* _WHAT YOU WILL DO_
Using the entries that follow, collect the lines where the word "title" appears.

* _SOURCE MATERIAL_
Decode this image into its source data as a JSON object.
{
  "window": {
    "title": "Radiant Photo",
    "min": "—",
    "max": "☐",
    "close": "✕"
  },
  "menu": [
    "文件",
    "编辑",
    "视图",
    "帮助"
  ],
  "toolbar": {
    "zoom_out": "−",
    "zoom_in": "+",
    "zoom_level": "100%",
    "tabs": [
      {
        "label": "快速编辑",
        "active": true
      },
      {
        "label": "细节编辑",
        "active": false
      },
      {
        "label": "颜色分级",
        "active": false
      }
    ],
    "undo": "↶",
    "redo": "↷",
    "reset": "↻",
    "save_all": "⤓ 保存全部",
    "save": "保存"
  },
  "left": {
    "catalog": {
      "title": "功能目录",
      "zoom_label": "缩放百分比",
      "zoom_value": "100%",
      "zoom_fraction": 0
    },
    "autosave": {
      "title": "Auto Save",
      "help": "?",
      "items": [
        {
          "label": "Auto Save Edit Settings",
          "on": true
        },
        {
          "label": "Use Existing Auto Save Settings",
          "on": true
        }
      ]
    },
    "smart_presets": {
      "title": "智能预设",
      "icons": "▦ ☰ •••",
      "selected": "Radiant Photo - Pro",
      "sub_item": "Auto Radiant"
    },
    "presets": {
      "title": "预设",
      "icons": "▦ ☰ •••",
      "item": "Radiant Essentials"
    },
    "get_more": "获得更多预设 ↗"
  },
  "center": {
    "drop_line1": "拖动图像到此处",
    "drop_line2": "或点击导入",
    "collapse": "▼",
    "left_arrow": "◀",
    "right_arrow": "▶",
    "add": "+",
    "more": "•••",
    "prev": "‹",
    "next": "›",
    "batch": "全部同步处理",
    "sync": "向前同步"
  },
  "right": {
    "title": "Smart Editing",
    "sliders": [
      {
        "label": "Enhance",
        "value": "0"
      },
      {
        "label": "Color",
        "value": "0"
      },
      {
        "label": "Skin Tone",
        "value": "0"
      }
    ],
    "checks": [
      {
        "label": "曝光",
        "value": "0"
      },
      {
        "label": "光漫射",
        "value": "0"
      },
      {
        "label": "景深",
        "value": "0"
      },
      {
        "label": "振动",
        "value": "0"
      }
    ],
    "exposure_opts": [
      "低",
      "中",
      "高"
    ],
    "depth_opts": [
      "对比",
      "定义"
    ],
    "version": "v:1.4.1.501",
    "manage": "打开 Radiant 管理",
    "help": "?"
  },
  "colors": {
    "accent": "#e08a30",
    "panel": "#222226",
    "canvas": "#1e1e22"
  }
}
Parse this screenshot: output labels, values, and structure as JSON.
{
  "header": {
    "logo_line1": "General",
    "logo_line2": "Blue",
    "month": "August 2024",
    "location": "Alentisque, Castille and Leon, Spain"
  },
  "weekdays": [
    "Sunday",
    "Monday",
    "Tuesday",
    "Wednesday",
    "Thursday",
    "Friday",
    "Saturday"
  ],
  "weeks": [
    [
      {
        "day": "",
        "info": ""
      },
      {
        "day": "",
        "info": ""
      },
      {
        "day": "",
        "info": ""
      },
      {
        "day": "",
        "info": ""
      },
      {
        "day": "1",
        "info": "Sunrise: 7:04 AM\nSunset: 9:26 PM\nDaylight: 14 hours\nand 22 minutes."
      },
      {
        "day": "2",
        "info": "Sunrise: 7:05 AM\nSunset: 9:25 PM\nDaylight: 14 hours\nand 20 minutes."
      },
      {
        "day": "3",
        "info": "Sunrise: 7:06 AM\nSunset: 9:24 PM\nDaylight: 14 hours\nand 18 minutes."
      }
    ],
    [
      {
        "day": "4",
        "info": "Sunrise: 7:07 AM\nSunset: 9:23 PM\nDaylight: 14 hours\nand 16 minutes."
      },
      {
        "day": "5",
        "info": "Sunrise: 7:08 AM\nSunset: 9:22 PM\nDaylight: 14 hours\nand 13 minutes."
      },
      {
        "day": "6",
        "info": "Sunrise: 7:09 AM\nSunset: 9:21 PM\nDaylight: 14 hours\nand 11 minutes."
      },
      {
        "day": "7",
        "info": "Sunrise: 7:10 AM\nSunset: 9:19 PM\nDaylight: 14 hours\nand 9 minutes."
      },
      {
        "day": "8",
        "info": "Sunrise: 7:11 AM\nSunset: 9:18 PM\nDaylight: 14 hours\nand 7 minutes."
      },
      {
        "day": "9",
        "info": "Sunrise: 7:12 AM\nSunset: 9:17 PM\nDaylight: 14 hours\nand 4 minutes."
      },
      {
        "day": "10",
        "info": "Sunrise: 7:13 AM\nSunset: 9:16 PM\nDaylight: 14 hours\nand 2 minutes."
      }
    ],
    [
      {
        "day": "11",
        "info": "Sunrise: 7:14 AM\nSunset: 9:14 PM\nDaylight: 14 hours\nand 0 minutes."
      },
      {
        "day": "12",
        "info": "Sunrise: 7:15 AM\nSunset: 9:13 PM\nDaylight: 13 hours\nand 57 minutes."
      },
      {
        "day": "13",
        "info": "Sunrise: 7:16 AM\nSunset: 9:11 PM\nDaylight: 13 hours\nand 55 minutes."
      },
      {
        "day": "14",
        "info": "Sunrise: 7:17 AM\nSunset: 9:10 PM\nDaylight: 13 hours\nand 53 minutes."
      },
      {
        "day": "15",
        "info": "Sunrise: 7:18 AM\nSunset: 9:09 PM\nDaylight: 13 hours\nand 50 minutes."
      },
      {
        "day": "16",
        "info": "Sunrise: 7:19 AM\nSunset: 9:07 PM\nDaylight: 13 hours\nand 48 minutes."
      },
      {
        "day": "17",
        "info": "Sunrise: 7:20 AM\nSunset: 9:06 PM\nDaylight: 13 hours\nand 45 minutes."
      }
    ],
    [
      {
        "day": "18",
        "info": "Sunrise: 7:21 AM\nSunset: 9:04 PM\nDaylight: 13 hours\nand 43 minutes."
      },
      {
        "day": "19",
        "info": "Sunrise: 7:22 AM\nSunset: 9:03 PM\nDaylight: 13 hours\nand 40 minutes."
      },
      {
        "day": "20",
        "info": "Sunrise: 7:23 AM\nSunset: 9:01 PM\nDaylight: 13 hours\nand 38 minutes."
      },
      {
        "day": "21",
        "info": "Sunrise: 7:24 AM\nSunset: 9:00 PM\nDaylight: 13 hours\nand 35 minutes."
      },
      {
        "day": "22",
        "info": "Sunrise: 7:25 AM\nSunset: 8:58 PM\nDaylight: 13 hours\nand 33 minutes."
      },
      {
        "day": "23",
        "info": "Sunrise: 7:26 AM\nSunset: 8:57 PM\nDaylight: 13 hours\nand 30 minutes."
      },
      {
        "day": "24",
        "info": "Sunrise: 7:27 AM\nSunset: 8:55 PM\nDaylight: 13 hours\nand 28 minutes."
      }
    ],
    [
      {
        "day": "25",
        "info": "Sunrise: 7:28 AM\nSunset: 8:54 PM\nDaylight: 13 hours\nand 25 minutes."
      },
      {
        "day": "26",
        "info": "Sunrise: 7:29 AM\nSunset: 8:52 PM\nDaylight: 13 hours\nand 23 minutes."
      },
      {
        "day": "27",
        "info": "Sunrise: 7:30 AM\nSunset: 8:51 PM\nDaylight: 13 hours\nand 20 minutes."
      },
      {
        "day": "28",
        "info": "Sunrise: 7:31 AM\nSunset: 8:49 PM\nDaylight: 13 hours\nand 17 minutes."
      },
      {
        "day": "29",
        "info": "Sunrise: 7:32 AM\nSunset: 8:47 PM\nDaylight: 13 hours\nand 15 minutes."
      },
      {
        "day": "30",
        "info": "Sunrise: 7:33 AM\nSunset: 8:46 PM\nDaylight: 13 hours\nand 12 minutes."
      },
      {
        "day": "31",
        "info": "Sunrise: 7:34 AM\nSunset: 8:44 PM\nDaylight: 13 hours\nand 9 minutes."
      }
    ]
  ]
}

* _ANSWER SECTION_
    "title": "Radiant Photo",
      "title": "功能目录",
      "title": "Auto Save",
      "title": "智能预设",
      "title": "预设",
    "title": "Smart Editing",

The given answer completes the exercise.